↓↓↓

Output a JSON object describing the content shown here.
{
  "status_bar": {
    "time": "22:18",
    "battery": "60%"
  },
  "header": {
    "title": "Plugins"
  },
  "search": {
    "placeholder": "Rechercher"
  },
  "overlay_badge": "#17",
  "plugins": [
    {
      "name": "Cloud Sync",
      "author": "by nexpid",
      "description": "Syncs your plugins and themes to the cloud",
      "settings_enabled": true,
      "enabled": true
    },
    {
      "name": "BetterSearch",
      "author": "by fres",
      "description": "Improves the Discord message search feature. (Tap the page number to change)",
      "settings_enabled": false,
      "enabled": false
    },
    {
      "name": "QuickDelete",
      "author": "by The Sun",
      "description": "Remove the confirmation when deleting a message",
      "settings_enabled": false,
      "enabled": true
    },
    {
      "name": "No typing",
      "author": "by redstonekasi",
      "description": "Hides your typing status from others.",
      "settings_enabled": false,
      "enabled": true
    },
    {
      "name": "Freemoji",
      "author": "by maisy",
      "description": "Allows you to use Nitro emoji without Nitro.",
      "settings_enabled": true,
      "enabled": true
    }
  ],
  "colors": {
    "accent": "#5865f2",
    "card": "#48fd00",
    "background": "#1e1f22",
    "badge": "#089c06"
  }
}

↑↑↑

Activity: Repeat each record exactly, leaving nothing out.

Answer below:
Output a JSON object describing the content shown here.
{
  "status_bar": {
    "time": "22:18",
    "battery": "60%"
  },
  "header": {
    "title": "Plugins"
  },
  "search": {
    "placeholder": "Rechercher"
  },
  "overlay_badge": "#17",
  "plugins": [
    {
      "name": "Cloud Sync",
      "author": "by nexpid",
      "description": "Syncs your plugins and themes to the cloud",
      "settings_enabled": true,
      "enabled": true
    },
    {
      "name": "BetterSearch",
      "author": "by fres",
      "description": "Improves the Discord message search feature. (Tap the page number to change)",
      "settings_enabled": false,
      "enabled": false
    },
    {
      "name": "QuickDelete",
      "author": "by The Sun",
      "description": "Remove the confirmation when deleting a message",
      "settings_enabled": false,
      "enabled": true
    },
    {
      "name": "No typing",
      "author": "by redstonekasi",
      "description": "Hides your typing status from others.",
      "settings_enabled": false,
      "enabled": true
    },
    {
      "name": "Freemoji",
      "author": "by maisy",
      "description": "Allows you to use Nitro emoji without Nitro.",
      "settings_enabled": true,
      "enabled": true
    }
  ],
  "colors": {
    "accent": "#5865f2",
    "card": "#48fd00",
    "background": "#1e1f22",
    "badge": "#089c06"
  }
}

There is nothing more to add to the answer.